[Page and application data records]
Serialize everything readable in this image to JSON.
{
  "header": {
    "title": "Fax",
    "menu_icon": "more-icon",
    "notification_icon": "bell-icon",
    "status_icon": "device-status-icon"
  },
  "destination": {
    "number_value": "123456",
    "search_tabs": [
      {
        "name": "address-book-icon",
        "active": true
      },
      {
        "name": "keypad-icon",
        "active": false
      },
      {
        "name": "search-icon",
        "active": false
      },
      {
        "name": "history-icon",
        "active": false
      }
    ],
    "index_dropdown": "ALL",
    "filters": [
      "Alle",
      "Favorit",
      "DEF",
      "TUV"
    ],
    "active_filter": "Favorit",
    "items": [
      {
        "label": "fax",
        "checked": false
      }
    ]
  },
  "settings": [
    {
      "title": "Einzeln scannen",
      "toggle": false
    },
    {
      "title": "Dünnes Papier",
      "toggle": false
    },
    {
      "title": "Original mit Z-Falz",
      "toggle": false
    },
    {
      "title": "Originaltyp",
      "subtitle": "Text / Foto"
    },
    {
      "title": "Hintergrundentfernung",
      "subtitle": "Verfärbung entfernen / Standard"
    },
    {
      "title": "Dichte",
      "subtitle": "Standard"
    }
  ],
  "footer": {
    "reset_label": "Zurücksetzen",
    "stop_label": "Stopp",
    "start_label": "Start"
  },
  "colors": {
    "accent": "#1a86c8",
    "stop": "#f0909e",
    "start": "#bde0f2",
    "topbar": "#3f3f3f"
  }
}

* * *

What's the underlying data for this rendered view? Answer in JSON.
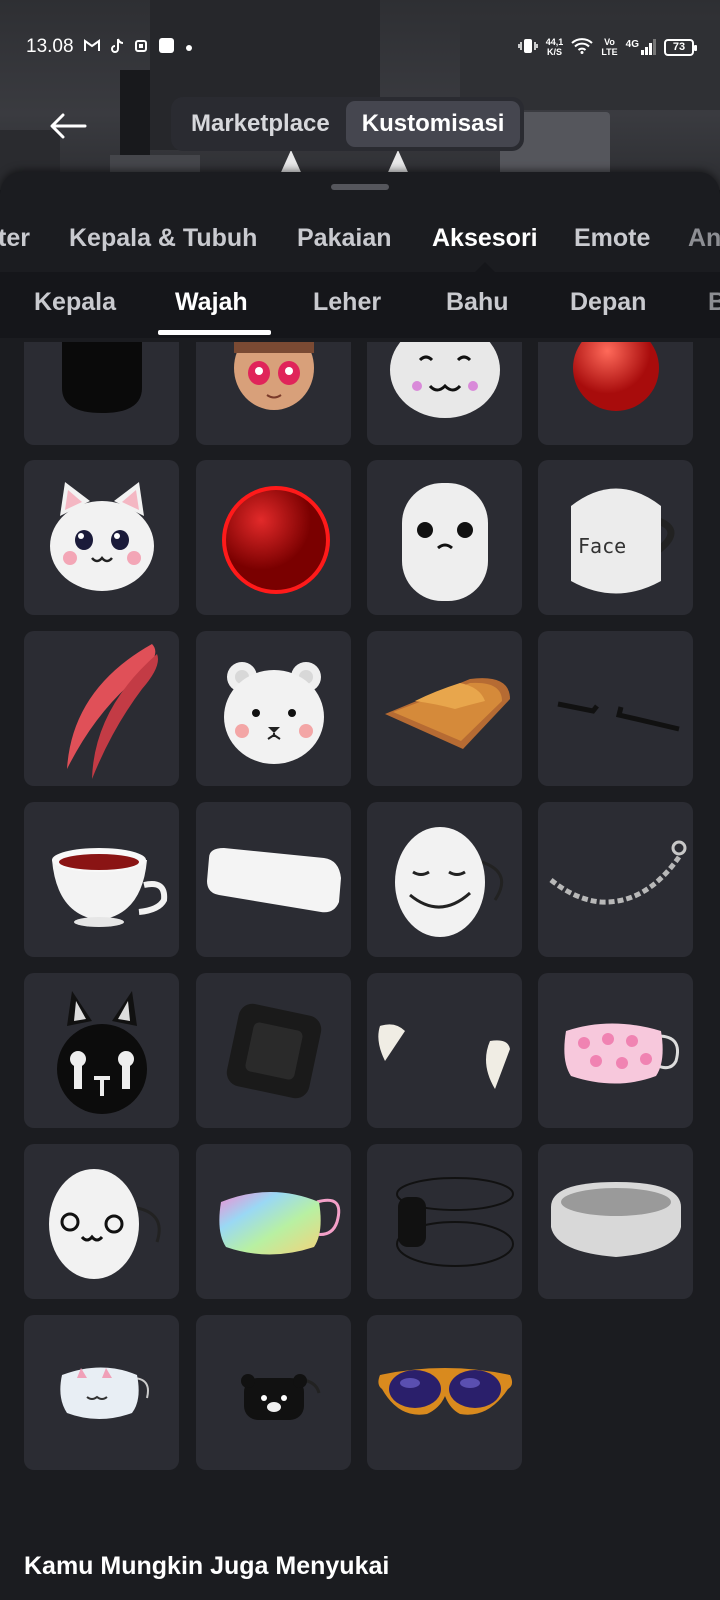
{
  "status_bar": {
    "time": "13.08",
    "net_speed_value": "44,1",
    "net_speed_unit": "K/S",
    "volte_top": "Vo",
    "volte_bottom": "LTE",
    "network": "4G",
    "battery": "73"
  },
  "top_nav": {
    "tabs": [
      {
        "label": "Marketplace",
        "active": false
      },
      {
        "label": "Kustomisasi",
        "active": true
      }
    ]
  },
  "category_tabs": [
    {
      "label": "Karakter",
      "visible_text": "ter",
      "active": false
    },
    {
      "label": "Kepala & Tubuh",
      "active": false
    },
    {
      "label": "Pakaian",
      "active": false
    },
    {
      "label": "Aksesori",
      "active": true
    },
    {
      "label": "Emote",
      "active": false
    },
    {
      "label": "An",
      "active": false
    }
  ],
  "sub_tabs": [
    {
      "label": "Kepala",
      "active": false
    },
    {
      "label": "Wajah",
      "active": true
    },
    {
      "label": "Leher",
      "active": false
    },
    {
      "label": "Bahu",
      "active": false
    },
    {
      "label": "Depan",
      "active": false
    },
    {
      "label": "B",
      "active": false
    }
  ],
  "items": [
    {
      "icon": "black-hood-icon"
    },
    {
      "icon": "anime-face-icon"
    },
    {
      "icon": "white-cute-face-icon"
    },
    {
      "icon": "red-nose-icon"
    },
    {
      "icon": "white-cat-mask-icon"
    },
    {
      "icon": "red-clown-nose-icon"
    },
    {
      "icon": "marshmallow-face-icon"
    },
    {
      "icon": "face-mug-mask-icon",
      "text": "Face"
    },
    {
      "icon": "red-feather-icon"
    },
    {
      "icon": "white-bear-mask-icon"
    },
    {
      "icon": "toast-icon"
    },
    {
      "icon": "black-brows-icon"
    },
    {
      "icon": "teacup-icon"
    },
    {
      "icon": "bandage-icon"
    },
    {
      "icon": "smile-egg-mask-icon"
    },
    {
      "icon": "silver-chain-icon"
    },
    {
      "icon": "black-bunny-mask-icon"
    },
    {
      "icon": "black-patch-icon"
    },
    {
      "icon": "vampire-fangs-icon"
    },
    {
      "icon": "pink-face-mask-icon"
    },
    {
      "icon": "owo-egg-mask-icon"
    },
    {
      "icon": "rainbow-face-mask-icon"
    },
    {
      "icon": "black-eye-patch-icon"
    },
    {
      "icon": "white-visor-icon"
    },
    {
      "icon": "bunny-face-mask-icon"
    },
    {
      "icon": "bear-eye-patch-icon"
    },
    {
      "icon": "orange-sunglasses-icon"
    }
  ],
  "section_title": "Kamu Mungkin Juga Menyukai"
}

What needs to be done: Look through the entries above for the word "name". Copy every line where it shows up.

Solved exercise:
        "name": "address-book-icon",
        "name": "keypad-icon",
        "name": "search-icon",
        "name": "history-icon",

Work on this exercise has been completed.